Authorities said they had been forced to shut down part of a bay in the White Sea to shipping as a result.
Local residents have been stocking up on iodine, used to reduce the effects of radiation exposure, after the accident, regional media have reported.
Russia's Ministry of Defence has given few details of the incident.
Although the defense ministry initially said no harmful chemicals were released into the atmosphere and that radiation levels were unchanged, authorities in the city of Severodvinsk reported what they described as a brief spike in radiation. No official explanation has been given for why such an accident would cause radiation to spike.
The radiation statement put out by the city of Severodvinsk disappeared from the Internet on Friday without explanation.
An unidentified naval officer quoted by the Kommersant newspaper said the accident could have occurred at a testing site at sea and that the explosion of a rocket could have caused a toxic fuel spill.
U.S.-based nuclear experts said on Friday they suspected the blast and radiation release occurred during the testing of a nuclear-powered cruise missile.

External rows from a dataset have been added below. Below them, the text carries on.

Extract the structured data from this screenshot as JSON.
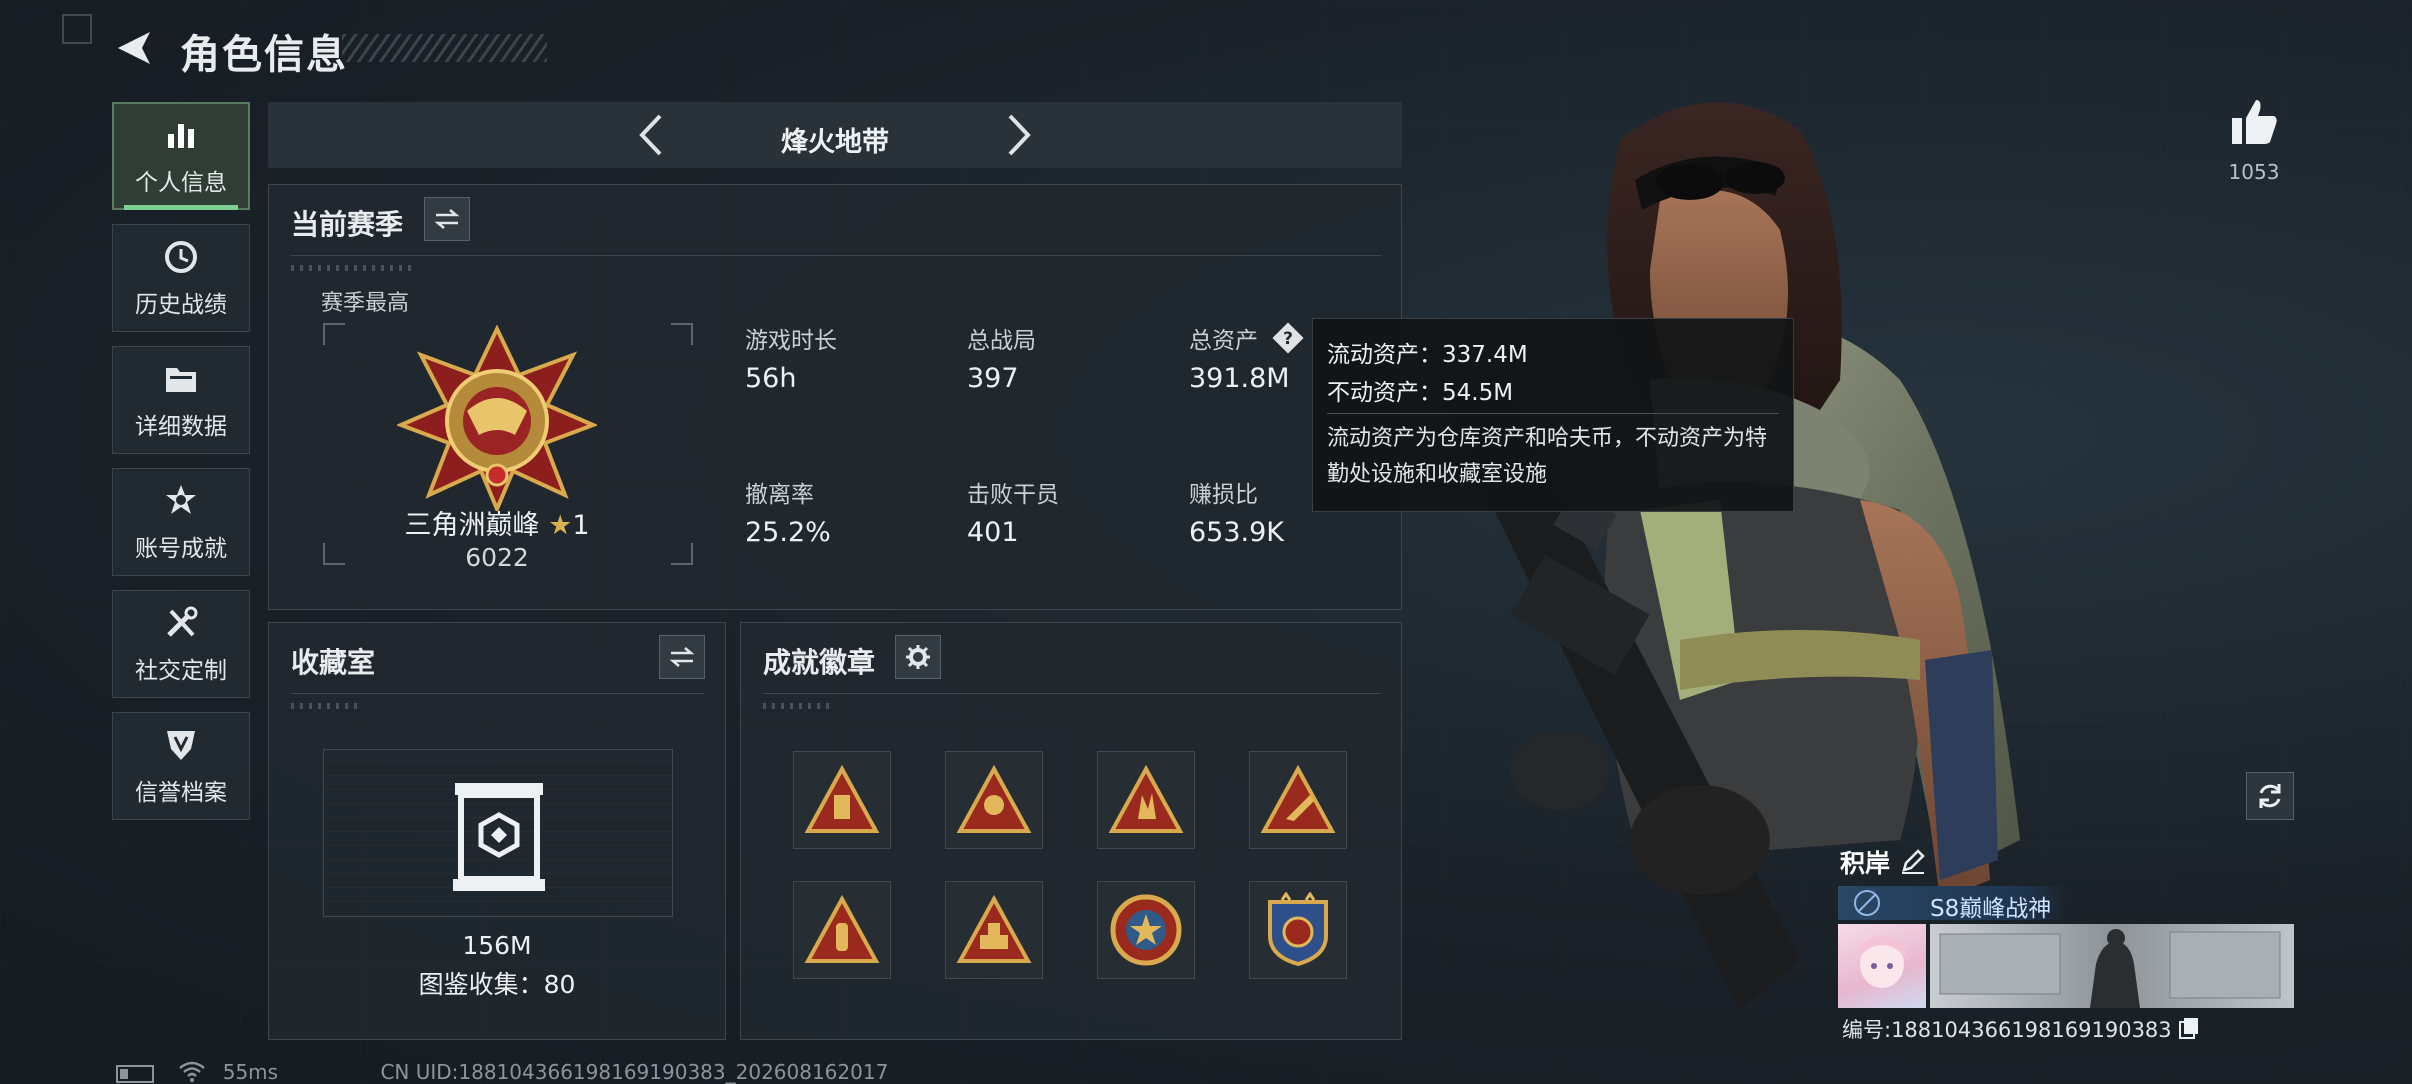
{
  "header": {
    "title": "角色信息"
  },
  "nav": {
    "items": [
      {
        "label": "个人信息",
        "icon": "bar-chart-icon",
        "active": true
      },
      {
        "label": "历史战绩",
        "icon": "clock-history-icon",
        "active": false
      },
      {
        "label": "详细数据",
        "icon": "folder-icon",
        "active": false
      },
      {
        "label": "账号成就",
        "icon": "achievement-star-icon",
        "active": false
      },
      {
        "label": "社交定制",
        "icon": "wrench-screwdriver-icon",
        "active": false
      },
      {
        "label": "信誉档案",
        "icon": "shield-icon",
        "active": false
      }
    ]
  },
  "mode": {
    "name": "烽火地带"
  },
  "season": {
    "title": "当前赛季",
    "best_label": "赛季最高",
    "rank_name": "三角洲巅峰",
    "rank_stars": "1",
    "rank_score": "6022",
    "stats": [
      {
        "label": "游戏时长",
        "value": "56h"
      },
      {
        "label": "总战局",
        "value": "397"
      },
      {
        "label": "总资产",
        "value": "391.8M"
      },
      {
        "label": "撤离率",
        "value": "25.2%"
      },
      {
        "label": "击败干员",
        "value": "401"
      },
      {
        "label": "赚损比",
        "value": "653.9K"
      }
    ]
  },
  "tooltip": {
    "liquid": "流动资产：337.4M",
    "fixed": "不动资产：54.5M",
    "desc": "流动资产为仓库资产和哈夫币，不动资产为特勤处设施和收藏室设施"
  },
  "collection": {
    "title": "收藏室",
    "value": "156M",
    "catalog": "图鉴收集：80"
  },
  "badges": {
    "title": "成就徽章",
    "count": 8
  },
  "player": {
    "likes": "1053",
    "name": "积岸",
    "title_tag": "S8巅峰战神",
    "id_line": "编号:1881043661981691903​83"
  },
  "status": {
    "ping": "55ms",
    "uid": "CN UID:1881043661981691903​83_202608162017"
  },
  "colors": {
    "accent_green": "#7ecf94",
    "gold": "#c9a24a",
    "panel": "#212830"
  }
}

Greenpeace has cited data from the Emergencies Ministry that it said showed radiation levels had risen 20 times above the normal level in Severodvinsk around 8 miles from Nyonoksa.